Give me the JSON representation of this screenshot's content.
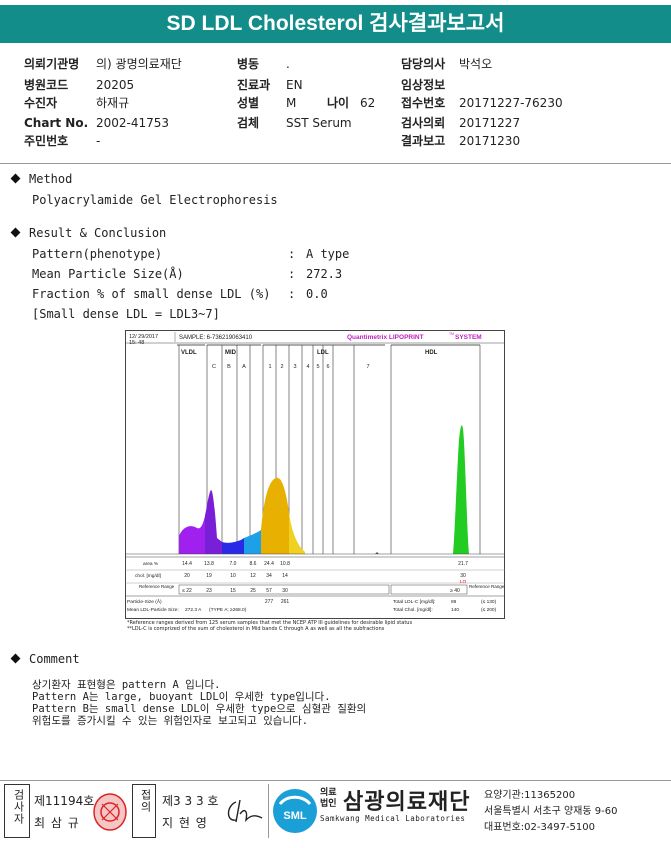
{
  "title": "SD LDL Cholesterol 검사결과보고서",
  "info": {
    "col1": [
      {
        "label": "의뢰기관명",
        "value": "의) 광명의료재단"
      },
      {
        "label": "병원코드",
        "value": "20205"
      },
      {
        "label": "수진자",
        "value": "하재규"
      },
      {
        "label": "Chart No.",
        "value": "2002-41753"
      },
      {
        "label": "주민번호",
        "value": "-"
      }
    ],
    "col2": [
      {
        "label": "병동",
        "value": "."
      },
      {
        "label": "진료과",
        "value": "EN"
      },
      {
        "label": "성별",
        "value": "M"
      },
      {
        "label": "검체",
        "value": "SST Serum"
      }
    ],
    "age": {
      "label": "나이",
      "value": "62"
    },
    "col3": [
      {
        "label": "담당의사",
        "value": "박석오"
      },
      {
        "label": "임상정보",
        "value": ""
      },
      {
        "label": "접수번호",
        "value": "20171227-76230"
      },
      {
        "label": "검사의뢰",
        "value": "20171227"
      },
      {
        "label": "결과보고",
        "value": "20171230"
      }
    ]
  },
  "method": {
    "heading": "Method",
    "text": "Polyacrylamide Gel Electrophoresis"
  },
  "result": {
    "heading": "Result & Conclusion",
    "rows": [
      {
        "label": "Pattern(phenotype)",
        "colon": ":",
        "value": "A type"
      },
      {
        "label": "Mean Particle Size(Å)",
        "colon": ":",
        "value": "272.3"
      },
      {
        "label": "Fraction % of small dense LDL (%)",
        "colon": ":",
        "value": "0.0"
      }
    ],
    "note": "[Small dense LDL = LDL3~7]"
  },
  "chart_data": {
    "type": "area",
    "header": {
      "date": "12/ 29/2017",
      "time": "15: 48",
      "sample": "SAMPLE:   6-736219063410",
      "brand": "Quantimetrix LIPOPRINT",
      "brand_tm": "TM",
      "brand_suffix": " SYSTEM"
    },
    "groups": [
      "VLDL",
      "MID",
      "LDL",
      "HDL"
    ],
    "bands": [
      "C",
      "B",
      "A",
      "1",
      "2",
      "3",
      "4",
      "5",
      "6",
      "7"
    ],
    "row_labels": {
      "area": "area %",
      "chol": "chol. [mg/dl]",
      "ref": "Reference\nRange",
      "ref_right": "Reference\nRange"
    },
    "area_pct": [
      "14.4",
      "13.8",
      "7.0",
      "8.6",
      "24.4",
      "10.8",
      "21.7"
    ],
    "chol_mg": [
      "20",
      "19",
      "10",
      "12",
      "34",
      "14",
      "30"
    ],
    "hdl_flag": "LO",
    "ref_range": [
      "≤ 22",
      "23",
      "15",
      "25",
      "57",
      "30"
    ],
    "hdl_ref": "≥ 40",
    "particle_size": {
      "label": "Particle-Size (Å)",
      "values": [
        "277",
        "261"
      ]
    },
    "mean_size": {
      "label": "Mean LDL-Particle Size:",
      "value": "272.3 A",
      "pattern": "(TYPE A; ≥268.0)"
    },
    "totals": [
      {
        "label": "Total LDL-C [mg/dl]:",
        "value": "89",
        "limit": "(≤ 130)"
      },
      {
        "label": "Total Chol. [mg/dl]:",
        "value": "140",
        "limit": "(≤ 200)"
      }
    ],
    "footnotes": [
      "*Reference ranges derived from 125 serum samples that met the NCEP ATP III guidelines for desirable lipid status",
      "**LDL-C is comprized of the sum of cholesterol in Mid bands C through A as well as all the subfractions"
    ],
    "colors": {
      "vldl": "#a020f0",
      "mid_c": "#7a1fd8",
      "mid_b": "#2a2ae6",
      "mid_a": "#1da0e8",
      "ldl1": "#e8b000",
      "ldl2": "#f0d020",
      "hdl": "#22cc22"
    }
  },
  "comment": {
    "heading": "Comment",
    "lines": [
      "상기환자 표현형은 pattern A 입니다.",
      "Pattern A는 large, buoyant LDL이 우세한 type입니다.",
      "Pattern B는 small dense LDL이 우세한 type으로 심혈관 질환의",
      "위험도를 증가시킬 수 있는 위험인자로 보고되고 있습니다."
    ]
  },
  "footer": {
    "left_tag": "검사자",
    "left_license": "제11194호",
    "left_name": "최 삼 규",
    "mid_tag": "접의",
    "mid_license": "제3 3 3 호",
    "mid_name": "지 현 영",
    "org_prefix_1": "의료",
    "org_prefix_2": "법인",
    "org_name": "삼광의료재단",
    "org_en": "Samkwang Medical Laboratories",
    "logo_text": "SML",
    "institution_no": "요양기관:11365200",
    "address": "서울특별시 서초구 양재동 9-60",
    "phone": "대표번호:02-3497-5100",
    "brand_color": "#1a9fd6"
  }
}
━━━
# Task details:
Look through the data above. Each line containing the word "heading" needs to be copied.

# Written solution:
    "heading": "Method",
    "heading": "Result & Conclusion",
    "heading": "Comment",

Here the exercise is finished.